Chronically stressed intestines: A new mechanism has been discovered in the development of inflammatory bowel disease
Inflammatory bowel disease, which includes Crohn’s disease and ulcerative colitis, is a lifestyle disease and on the rise. Even though the underlying cause of this condition remains unclear, scientists are one step closer to understanding its development. Researchers at the Technische Universität München (TUM) have discovered that the interaction between an immune system signaling protein and a stress protein is out of kilter.

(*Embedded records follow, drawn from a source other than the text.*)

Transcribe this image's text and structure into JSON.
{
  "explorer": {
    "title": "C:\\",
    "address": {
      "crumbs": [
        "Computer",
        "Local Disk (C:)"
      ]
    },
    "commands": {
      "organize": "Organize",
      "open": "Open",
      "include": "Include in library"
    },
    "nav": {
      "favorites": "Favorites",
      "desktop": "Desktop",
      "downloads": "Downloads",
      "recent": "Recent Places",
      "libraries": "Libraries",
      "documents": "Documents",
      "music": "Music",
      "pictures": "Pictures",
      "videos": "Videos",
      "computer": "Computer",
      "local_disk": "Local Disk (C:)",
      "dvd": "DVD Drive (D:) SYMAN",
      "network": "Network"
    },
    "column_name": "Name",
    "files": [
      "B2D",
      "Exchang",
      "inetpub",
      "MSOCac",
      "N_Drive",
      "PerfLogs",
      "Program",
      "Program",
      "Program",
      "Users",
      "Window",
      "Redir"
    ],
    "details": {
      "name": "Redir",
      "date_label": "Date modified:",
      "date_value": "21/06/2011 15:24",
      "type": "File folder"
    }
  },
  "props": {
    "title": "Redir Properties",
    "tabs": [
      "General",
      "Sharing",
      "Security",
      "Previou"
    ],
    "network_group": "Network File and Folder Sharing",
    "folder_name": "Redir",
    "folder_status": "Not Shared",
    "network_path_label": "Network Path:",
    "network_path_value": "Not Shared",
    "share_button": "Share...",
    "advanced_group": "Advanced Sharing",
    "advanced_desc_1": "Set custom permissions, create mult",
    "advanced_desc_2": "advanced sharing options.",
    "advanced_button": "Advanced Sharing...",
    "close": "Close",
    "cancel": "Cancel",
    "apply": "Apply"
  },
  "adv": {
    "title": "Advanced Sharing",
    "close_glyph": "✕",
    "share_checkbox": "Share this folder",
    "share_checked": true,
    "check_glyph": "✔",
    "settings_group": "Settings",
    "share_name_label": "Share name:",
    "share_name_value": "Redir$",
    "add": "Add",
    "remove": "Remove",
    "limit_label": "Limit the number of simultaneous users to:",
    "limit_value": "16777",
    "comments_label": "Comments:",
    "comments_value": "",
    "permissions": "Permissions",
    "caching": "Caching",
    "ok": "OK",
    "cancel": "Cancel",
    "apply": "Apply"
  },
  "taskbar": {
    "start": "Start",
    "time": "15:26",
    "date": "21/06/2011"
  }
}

The intestine is a fascinating organ. In adults it is around eight meters long with a surface area of 300 square meters, comparable to the floor space an apartment house. This is the result of the unique structure of the intestinal walls, the insides of which are covered with finger-like protrusions and fine hairs. These are in turn coated with a razor-thin, single-cell layer of goblet cells, the intestinal epithelium. It is this membrane that ultimately controls which nutrients are absorbed by the body. Toxins and pathogens are recognized and prevented from passing into the blood system. In their function as guardians over “good and evil”, epithelial cells form an integral part of the immune system.
In patients with chronic intestinal inflammation, like Crohn’s disease and ulcerative colitis, this immune response does not function properly. The epithelial cells no longer discern which substances the body can tolerate, and which should kept out of the body’s metabolic cycle. Researchers at the TUM have now deciphered an important mechanism in the development of this ailment. Prof. Dirk Haller and his colleagues from the Nutrition and Food Research Center at the Center for Life and Food Sciences Weihenstephan discovered that the cells in the thin boundary layer are relatively stress intolerant.
If these epithelial cells are not supplied with adequate levels oxygen and energy they will die off, sooner or later. In persons with chronic intestinal inflammation the TUM researchers discovered surplus production of the stress hormone grp-87. At the same time the antiinflammatory immune system signaling protein interleukin-10 was missing. The disrupted interaction of these two actors seems to carry at least part of the blame for the occurrence of inflammatory bowel disease. With too much grp-87 and too little interleukin-10, the plethora of bacteria in “normal” intestinal flora is classified as dangerous, causing the intestinal system to lose control of inflammation processes. Inflammatory bowel disease inhibits nutrient absorption and increases the risk of contracting colon cancer.
Professor Haller from the Chair for Biofunctionality of Food is using these fundamental findings on the processes leading to inflammatory bowel disease in his search for new treatment options. The research project is supported by the European Union. Over the next three years, Heller, together with his colleague Prof. Michael Schemann from the Chair for Human Biology, will receive research funding of EUR 650,000. In collaboration with research associates from England, Ireland and Belgium, the two TUM researchers will use the funds to explore new strategies in the treatment of inflammatory bowel disease.
Prof. Dr. Dirk Haller Chair for Biofunctionality of Food Technische Universität München Am Forum 5 85350 Freising-Weihenstephan Tel: 08161 / 71 – 2026 E-Mail: email@example.com www.wzw.tum.de/bflm/